In Glasgow to catch the 3-1 win over Hibs and promote his night with Scott Brown event at the SECC on May 18 that will see monies raised for the Celtic Foundation, the Swede, though, could only be left “scared” about one apparently ailing element of the Scottish game he revelled in.
It emerged last week that there would be no away fans for the two remaining derbies between Celtic and Rangers. A consequence of the Parkhead club being rebuffed by their rivals in the desire to return to sizeable away allocations. Promoted by safety concerns over the 800 away fans’ afforded entry to Ibrox, housed in a lower corner of the ground, been on the receiving end of a number of missile-throwing incidents in recent iterations of the clubs’ match-up in Govan.
Lustig experienced the confrontation when Celtic were given the full 7,500-capacity Broomloan Stand, an arrangement ended by Rangers in 2018. Indeed, the defender no less than netted the goal that allowed them to secure a record 5-1 league victory at Ibrox in May 2017. The lustre the confrontation had then - which he contributed towards with a cheeky donning of a policeman’s hat as Celtic clinched the league with a 5-0 drubbing of Rangers in April 2018 - will be lost through the lack of visiting supporters, he feels.
“It’s probably one of the best fixtures in the world. Well, it was,” he said. “So, for me, I just hope the away fans can come back. Because it makes that fixture really, really good – and all the people around the world are talking about that fixture. I’m a bit scared that, if you take away the away fans, the fixture isn’t going to be as massive. I’m not sure whose decision it was – but I hope we can have them back.
“My goal at Ibrox was obviously one of my favourite moments [at Celtic]. To play there and beat them 5-1, and to score that [last] goal, that was good. The day of the policeman’s hat was pretty good too. You need that rivalry in football. It’s the same in Sweden, you need the big rivalries with the big atmosphere. So I hope we can get it back.”

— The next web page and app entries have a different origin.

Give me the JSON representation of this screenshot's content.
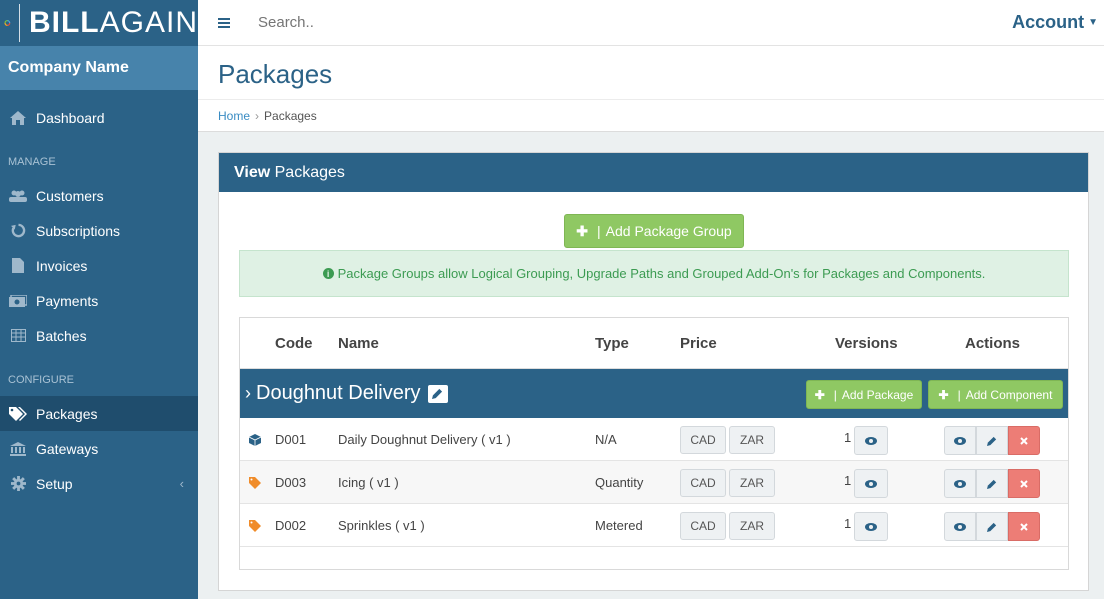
{
  "brand": {
    "logo_bold": "BILL",
    "logo_light": "AGAIN",
    "company": "Company Name"
  },
  "topbar": {
    "search_placeholder": "Search..",
    "account_label": "Account"
  },
  "nav": {
    "dashboard": "Dashboard",
    "manage_header": "MANAGE",
    "customers": "Customers",
    "subscriptions": "Subscriptions",
    "invoices": "Invoices",
    "payments": "Payments",
    "batches": "Batches",
    "configure_header": "CONFIGURE",
    "packages": "Packages",
    "gateways": "Gateways",
    "setup": "Setup"
  },
  "page": {
    "title": "Packages",
    "breadcrumb_home": "Home",
    "breadcrumb_current": "Packages"
  },
  "panel": {
    "title_bold": "View",
    "title_rest": " Packages",
    "add_group_label": "Add Package Group",
    "alert_text": "Package Groups allow Logical Grouping, Upgrade Paths and Grouped Add-On's for Packages and Components."
  },
  "table": {
    "headers": {
      "code": "Code",
      "name": "Name",
      "type": "Type",
      "price": "Price",
      "versions": "Versions",
      "actions": "Actions"
    },
    "group": {
      "name": "Doughnut Delivery",
      "add_package": "Add Package",
      "add_component": "Add Component"
    },
    "rows": [
      {
        "code": "D001",
        "name": "Daily Doughnut Delivery ( v1 )",
        "type": "N/A",
        "cur1": "CAD",
        "cur2": "ZAR",
        "versions": "1"
      },
      {
        "code": "D003",
        "name": "Icing ( v1 )",
        "type": "Quantity",
        "cur1": "CAD",
        "cur2": "ZAR",
        "versions": "1"
      },
      {
        "code": "D002",
        "name": "Sprinkles ( v1 )",
        "type": "Metered",
        "cur1": "CAD",
        "cur2": "ZAR",
        "versions": "1"
      }
    ]
  },
  "colors": {
    "sidebar": "#2b6287",
    "accent_green": "#8fc863",
    "delete_red": "#ed7d76"
  }
}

Lustig isn’t enthused either by VAR’s deployment in the Scottish game, his homeland standing apart from all other nations as a result of 18 out of 32 clubs rejecting its introduction to the Swedish top flight. “We don’t have it because supporters didn’t want it,” he said. “When you get a penalty that you maybe wouldn’t get before, you think it’s good. When it goes against you … I don’t know, I think I’m pretty 50-50. But I love when you score a goal that you can celebrate right away, because that’s it, a goal. Now you see people scoring goals and waiting for a minute …If I need to choose, I’m against it. The clubs voted against it. There is a 50 per cent rule in Sweden, so the supporters’ voices are quite clear – and they didn’t want it.”